The plot of this thriller is spun from an elaborate (and perhaps sometimes overdrawn) metaphor for the ways in which people are being ever-more manipulated by the filtering of information and erosion of privacy.
The story concerns an unnamed and barely identified global “Organization” that studies linguistics and neurochemistry, using this knowledge to control people and outcomes. Members of this group are known as “poets” and take noms de guerre from names of famous poets of the past, such as Yeats, Eliot, Plath, and Woolf. As various characters explain, the practice of using signs and symbols to elicit desired responses is nothing new; rather, they are just taking what is already being done (examples from Facebook and partisan news shows are provided) to a different level.
The Organization has tested a great many people in order to come up with a numerical schematic by which the poets can categorize people into “psychographic segments” indicating which verbalizations will allow for their manipulation. [Psycholinguists would go along with the plot this far, but the author attributes a bit more magical power to signs and symbols than our current state of knowledge warrants.] To learn what a person’s “segment” is, a standard list of questions elicits the basic characteristics of the “mark,” but the most important thing to know about that person is what they most desire:
“It defines them. Tell me what a person wants, truly wants, and I’ll tell you who they are, and how to persuade them.”
The poets then can quickly come up with the appropriate word string “recipe” to create a particular neurochemical reaction. This breaks down a person’s defenses and induces a hypnotic like state after which any command can be given to the person and it will be obeyed.

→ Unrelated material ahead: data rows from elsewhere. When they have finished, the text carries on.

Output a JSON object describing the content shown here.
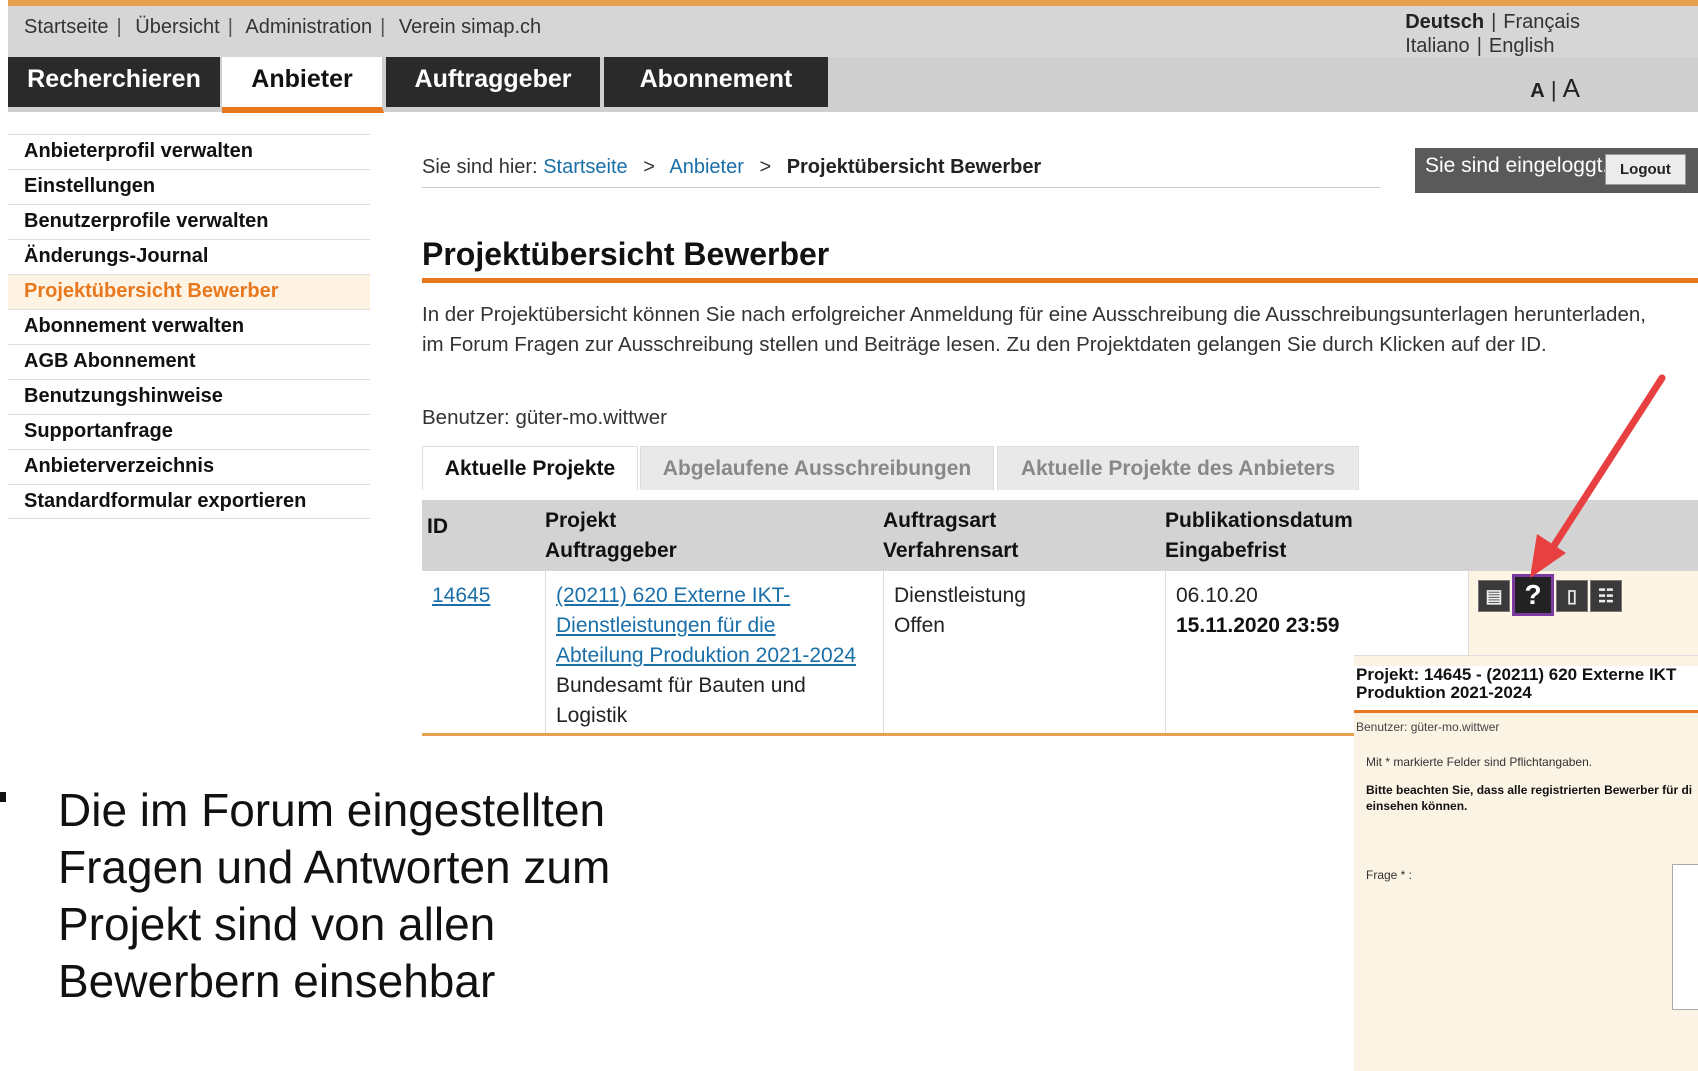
{
  "top_links": [
    "Startseite",
    "Übersicht",
    "Administration",
    "Verein simap.ch"
  ],
  "languages": {
    "line1_active": "Deutsch",
    "line1_other": "Français",
    "line2_a": "Italiano",
    "line2_b": "English"
  },
  "nav": {
    "tabs": [
      "Recherchieren",
      "Anbieter",
      "Auftraggeber",
      "Abonnement"
    ],
    "active": "Anbieter"
  },
  "font_size": {
    "small": "A",
    "sep": "|",
    "big": "A"
  },
  "sidebar": {
    "items": [
      "Anbieterprofil verwalten",
      "Einstellungen",
      "Benutzerprofile verwalten",
      "Änderungs-Journal",
      "Projektübersicht Bewerber",
      "Abonnement verwalten",
      "AGB Abonnement",
      "Benutzungshinweise",
      "Supportanfrage",
      "Anbieterverzeichnis",
      "Standardformular exportieren"
    ],
    "active": "Projektübersicht Bewerber"
  },
  "breadcrumb": {
    "prefix": "Sie sind hier:",
    "items": [
      "Startseite",
      "Anbieter"
    ],
    "current": "Projektübersicht Bewerber",
    "sep": ">"
  },
  "login": {
    "status": "Sie sind eingeloggt.",
    "logout": "Logout"
  },
  "page": {
    "title": "Projektübersicht Bewerber",
    "intro": "In der Projektübersicht können Sie nach erfolgreicher Anmeldung für eine Ausschreibung die Ausschreibungsunterlagen herunterladen, im Forum Fragen zur Ausschreibung stellen und Beiträge lesen. Zu den Projektdaten gelangen Sie durch Klicken auf der ID.",
    "user": "Benutzer: güter-mo.wittwer"
  },
  "tabs": [
    "Aktuelle Projekte",
    "Abgelaufene Ausschreibungen",
    "Aktuelle Projekte des Anbieters"
  ],
  "table": {
    "headers": {
      "id": "ID",
      "projekt": "Projekt",
      "auftraggeber": "Auftraggeber",
      "auftragsart": "Auftragsart",
      "verfahrensart": "Verfahrensart",
      "publikationsdatum": "Publikationsdatum",
      "eingabefrist": "Eingabefrist"
    },
    "rows": [
      {
        "id": "14645",
        "projekt_l1": "(20211) 620 Externe IKT-",
        "projekt_l2": "Dienstleistungen für die",
        "projekt_l3": "Abteilung Produktion 2021-2024",
        "auftraggeber_l1": "Bundesamt für Bauten und",
        "auftraggeber_l2": "Logistik",
        "auftragsart": "Dienstleistung",
        "verfahrensart": "Offen",
        "publikationsdatum": "06.10.20",
        "eingabefrist": "15.11.2020 23:59"
      }
    ]
  },
  "row_icons": [
    "book-icon",
    "question-icon",
    "trash-icon",
    "sitemap-icon"
  ],
  "slide": {
    "bullet_l1": "Die im Forum eingestellten",
    "bullet_l2": "Fragen und Antworten zum",
    "bullet_l3": "Projekt sind von allen",
    "bullet_l4": "Bewerbern einsehbar"
  },
  "popup": {
    "title_l1": "Projekt: 14645 - (20211) 620 Externe IKT",
    "title_l2": "Produktion 2021-2024",
    "user": "Benutzer: güter-mo.wittwer",
    "note1": "Mit * markierte Felder sind Pflichtangaben.",
    "note2_l1": "Bitte beachten Sie, dass alle registrierten Bewerber für di",
    "note2_l2": "einsehen können.",
    "label": "Frage * :"
  },
  "colors": {
    "accent": "#e8781e",
    "link": "#1a6fa8",
    "arrow": "#e84040",
    "highlight_box": "#7a3aa0"
  }
}
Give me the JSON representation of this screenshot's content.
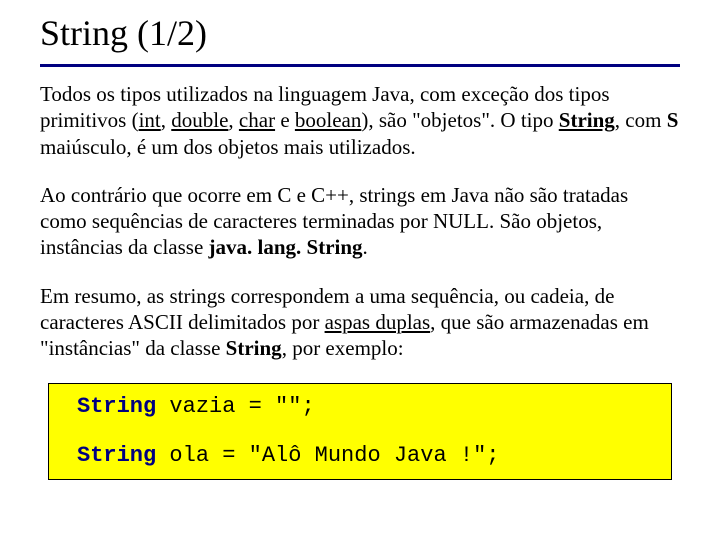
{
  "title": "String (1/2)",
  "p1": {
    "t1": "Todos os tipos utilizados na linguagem Java, com exceção dos tipos primitivos (",
    "int": "int",
    "c1": ", ",
    "double": "double",
    "c2": ", ",
    "char": "char",
    "e": " e ",
    "boolean": "boolean",
    "t2": "), são \"objetos\". O tipo ",
    "string": "String",
    "t3": ", com ",
    "s": "S",
    "t4": " maiúsculo, é um dos objetos mais utilizados."
  },
  "p2": {
    "t1": "Ao contrário que ocorre em C e C++, strings em Java não são tratadas como sequências de caracteres terminadas por NULL. São objetos, instâncias da classe ",
    "cls": "java. lang. String",
    "t2": "."
  },
  "p3": {
    "t1": "Em resumo, as strings correspondem a uma sequência, ou cadeia, de caracteres ASCII delimitados por ",
    "aspas": "aspas duplas",
    "t2": ", que são armazenadas em \"instâncias\" da classe ",
    "string": "String",
    "t3": ", por exemplo:"
  },
  "code": {
    "l1kw": "String",
    "l1rest": " vazia = \"\";",
    "l2kw": "String",
    "l2rest": " ola = \"Alô Mundo Java !\";"
  }
}
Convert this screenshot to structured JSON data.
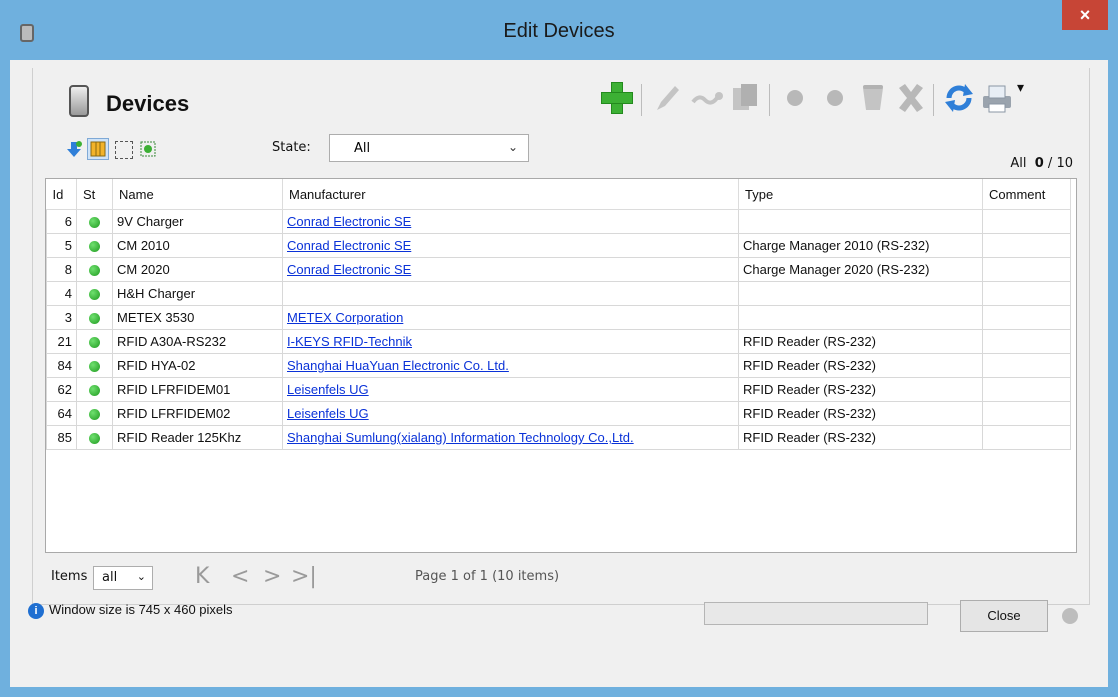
{
  "window": {
    "title": "Edit Devices",
    "close_glyph": "×"
  },
  "panel": {
    "title": "Devices"
  },
  "toolbar": {
    "buttons": [
      "add-icon",
      "edit-icon",
      "link-icon",
      "copy-icon",
      "dot-icon",
      "dot-icon",
      "trash-icon",
      "delete-icon",
      "refresh-icon",
      "print-icon"
    ],
    "dropdown_glyph": "▾"
  },
  "filter": {
    "state_label": "State:",
    "state_value": "All",
    "count_prefix": "All",
    "count_selected": "0",
    "count_sep": "/",
    "count_total": "10"
  },
  "table": {
    "columns": [
      "Id",
      "St",
      "Name",
      "Manufacturer",
      "Type",
      "Comment"
    ],
    "rows": [
      {
        "id": "6",
        "status": "green",
        "name": "9V Charger",
        "manufacturer": "Conrad Electronic SE",
        "type": "",
        "comment": ""
      },
      {
        "id": "5",
        "status": "green",
        "name": "CM 2010",
        "manufacturer": "Conrad Electronic SE",
        "type": "Charge Manager 2010 (RS-232)",
        "comment": ""
      },
      {
        "id": "8",
        "status": "green",
        "name": "CM 2020",
        "manufacturer": "Conrad Electronic SE",
        "type": "Charge Manager 2020 (RS-232)",
        "comment": ""
      },
      {
        "id": "4",
        "status": "green",
        "name": "H&H Charger",
        "manufacturer": "",
        "type": "",
        "comment": ""
      },
      {
        "id": "3",
        "status": "green",
        "name": "METEX 3530",
        "manufacturer": "METEX Corporation",
        "type": "",
        "comment": ""
      },
      {
        "id": "21",
        "status": "green",
        "name": "RFID A30A-RS232",
        "manufacturer": "I-KEYS RFID-Technik",
        "type": "RFID Reader (RS-232)",
        "comment": ""
      },
      {
        "id": "84",
        "status": "green",
        "name": "RFID HYA-02",
        "manufacturer": "Shanghai HuaYuan Electronic Co. Ltd.",
        "type": "RFID Reader (RS-232)",
        "comment": ""
      },
      {
        "id": "62",
        "status": "green",
        "name": "RFID LFRFIDEM01",
        "manufacturer": "Leisenfels UG",
        "type": "RFID Reader (RS-232)",
        "comment": ""
      },
      {
        "id": "64",
        "status": "green",
        "name": "RFID LFRFIDEM02",
        "manufacturer": "Leisenfels UG",
        "type": "RFID Reader (RS-232)",
        "comment": ""
      },
      {
        "id": "85",
        "status": "green",
        "name": "RFID Reader 125Khz",
        "manufacturer": "Shanghai Sumlung(xialang) Information Technology Co.,Ltd.",
        "type": "RFID Reader (RS-232)",
        "comment": ""
      }
    ]
  },
  "pager": {
    "items_label": "Items",
    "items_value": "all",
    "page_info": "Page 1 of 1   (10 items)",
    "first": "K",
    "prev": "<",
    "next": ">",
    "last": ">|"
  },
  "status": {
    "message": "Window size is 745 x 460 pixels",
    "progress_fraction": 0.0
  },
  "footer": {
    "close_label": "Close"
  },
  "colors": {
    "titlebar": "#6fb0de",
    "close": "#c74536",
    "link": "#0a32d8",
    "ok_dot": "#2aa52a",
    "add_green": "#3cb034"
  }
}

[Social scientists point to many words and phrases, freighted with stereotype, oversimplication, and reassurance of a particular view of the world that have the same effect as posited in this story – words such as “communism” “tyranny” “terrorism” “democracy” and “welfare” and – we might add now – “hoodie.” “Language,” as Murray Edelman wrote, “becomes a sequence of Pavlovian cues rather than an instrument of reasoning and analysis if situation and appropriate cue occur together.” (The Symbolic Uses of Politics, Murray Edelman, p. 116.]
Emily is a student of the Organization who has somehow managed to resist efforts to control her reactions completely, and she is thus a “loose cannon” leaders of the Organization cannot trust. They banish her to Broken Hill, Australia for several years, ostensibly to get herself under control. In Australia, however, she falls in love. (This is taboo for poets, because it gives an outsider leverage over them.) Moreover, Harry, her lover, is an “outlier,” i.e., he is resistant to verbal trickery, this actually being part of his appeal for Emily. He can love her without her “making” him do so.
But Emily has been compromised (i.e., manipulated) without her knowledge by the psychotic head of the Organization, Yeats, in order to achieve his own nefarious ends. One of these ends is to discover and test the ultimate “bare word” – a word that is so powerful, it need only be uttered to topple empires and control the world. Yeats thinks he has found it, and he has made Emily into a ticking time bomb.
Discussion: This is a thought-provoking novel along the lines of 1984, Animal Farm, and more recently, Dave Egger’s The Circle, that serves up a metaphoric tale about the abuse of privacy, filtering of information, and the lack of critical analysis about what one hears and reads. In particular, the author suggests (as have many before him) that the internet, with its over-abundance of information, ironically creates a situation of information narrowing. That is, people cope with information overload by gravitating only to those sources that agree with their preconceived ideas. Dynamic programming now aids this process by suggesting sites to readers based on previous browsing history, Facebook, twitter posts, and so on. As one of the many articles on this issue points out, “… most users take special delight not in learning new things but in hearing their own beliefs echoed back at them. This incentivizes Google and other Internet actors to customize search results to confirm, rather than challenge, user biases.” (“The Web Is Turning Us Into Narrow-Minded Drones” by Katy Waldman in Slate.com) Such filters may in fact be in part responsible for the political polarization of American society today. This book is a scary cautionary tale about taking these modern “advances” in language and coercion to what may be their logical conclusion.
…Or maybe it’s actually a history. In an interview shortly before his death about his new novel about the Holocaust, Peter Matthiessen mused about the human capacity for genocide:
“We are all capable if you press the right series of buttons. Your grandmother can turn into a genocidaire. Most of us, we’re lucky enough to never hit that combination of circumstances. But if we’re pressed hard enough and we think our children are getting not enough food or whatever the triggers may be, then it’s his people, it’s their fault. … You get behind that, you get the state behind it and propaganda machines, and then you demonize the people, that’s the first step — you demonize them and pretty soon they’re not people anymore, they’re meant to be despised. It’s exactly what happened in Nazi Germany. The Holocaust was simply a very big manifestation of it. And a very efficient one.”
Evaluation: This intelligent thriller brings up many pressing issues that would suggest it as a great choice for book clubs.
Published by The Penguin Press, 2013